Category: Other
Subcategory: Medicine & Health Sciences
Author: Herbert H. Clark
Language: English
Publisher: Cambridge University Press; 1 edition (May 31, 1996)
Pages: 446 pages
ePUB size: 1855 kb
FB2 size: 1244 kb
Rating: 4.8
Votes: 705
Other Formats: lit txt rtf lrf

I have already read some Clark's papers. This book collects a lot of the themes the researcher has developed during his studies.
A very comprehensive and insightful book. Also, Clark is a fantastic writer. The focus of the book is on language, but I found it very useful for my own thinking (I'm a social psychologist interested in moral judgment and decision-making).
Impala Frozen
Using Language is a great way to learn more of what you didn't know you already know about language and the mind.
This is a dense, important, juicy, rewarding book.
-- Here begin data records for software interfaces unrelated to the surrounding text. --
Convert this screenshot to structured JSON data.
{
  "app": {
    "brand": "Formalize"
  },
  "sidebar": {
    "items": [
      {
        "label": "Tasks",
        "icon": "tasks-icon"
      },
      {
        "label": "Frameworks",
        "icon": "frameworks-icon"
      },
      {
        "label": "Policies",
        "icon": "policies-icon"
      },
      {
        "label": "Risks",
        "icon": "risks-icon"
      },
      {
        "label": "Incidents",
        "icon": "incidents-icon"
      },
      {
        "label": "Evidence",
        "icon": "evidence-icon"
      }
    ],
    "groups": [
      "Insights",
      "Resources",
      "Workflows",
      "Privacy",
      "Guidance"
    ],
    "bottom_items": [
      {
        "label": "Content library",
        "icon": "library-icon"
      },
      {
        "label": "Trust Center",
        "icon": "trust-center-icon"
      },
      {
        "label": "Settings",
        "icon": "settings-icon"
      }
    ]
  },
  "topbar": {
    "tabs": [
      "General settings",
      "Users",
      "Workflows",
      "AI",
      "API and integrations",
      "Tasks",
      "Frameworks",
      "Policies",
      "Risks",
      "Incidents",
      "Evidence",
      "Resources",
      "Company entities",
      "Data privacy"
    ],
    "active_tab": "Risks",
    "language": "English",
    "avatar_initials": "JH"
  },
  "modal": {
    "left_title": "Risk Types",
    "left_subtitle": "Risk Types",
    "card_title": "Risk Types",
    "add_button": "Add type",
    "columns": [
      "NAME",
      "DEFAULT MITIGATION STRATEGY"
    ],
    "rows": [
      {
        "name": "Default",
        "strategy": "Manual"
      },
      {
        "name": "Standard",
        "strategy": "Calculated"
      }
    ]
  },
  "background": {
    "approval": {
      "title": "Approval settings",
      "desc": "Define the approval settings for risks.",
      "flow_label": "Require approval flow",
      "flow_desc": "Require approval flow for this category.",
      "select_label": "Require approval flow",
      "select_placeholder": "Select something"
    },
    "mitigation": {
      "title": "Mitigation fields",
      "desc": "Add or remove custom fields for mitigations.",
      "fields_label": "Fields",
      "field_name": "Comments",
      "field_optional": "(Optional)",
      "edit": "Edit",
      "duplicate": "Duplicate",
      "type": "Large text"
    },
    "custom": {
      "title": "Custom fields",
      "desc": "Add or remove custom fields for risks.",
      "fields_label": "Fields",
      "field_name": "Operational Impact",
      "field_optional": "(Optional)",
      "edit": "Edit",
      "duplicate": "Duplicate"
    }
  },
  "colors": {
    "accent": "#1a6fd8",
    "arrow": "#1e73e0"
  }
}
Clark builds a convincing umbrella theory of language usage. The beauty is in the details, however, as he builds up concept after concept working with the simplest of actual language examples. Joint projects, common ground, grounding, layering, double tracking are some of the top level gems that popped out at me as he demonstrated them. But Clark finds little regularities, rules, and trade-offs at all levels. Every couple of pages brought out a new generality or a new insight. The book made me work and think a lot, but it was hugely worth it. Clark is very clear that his theory is about the usage rather than the structure of language. All us conversationalists know that there are tons of little messages and social adjustments in every utterance; Clark brings these situations and language strategies out like walking into a planetarium to see stars.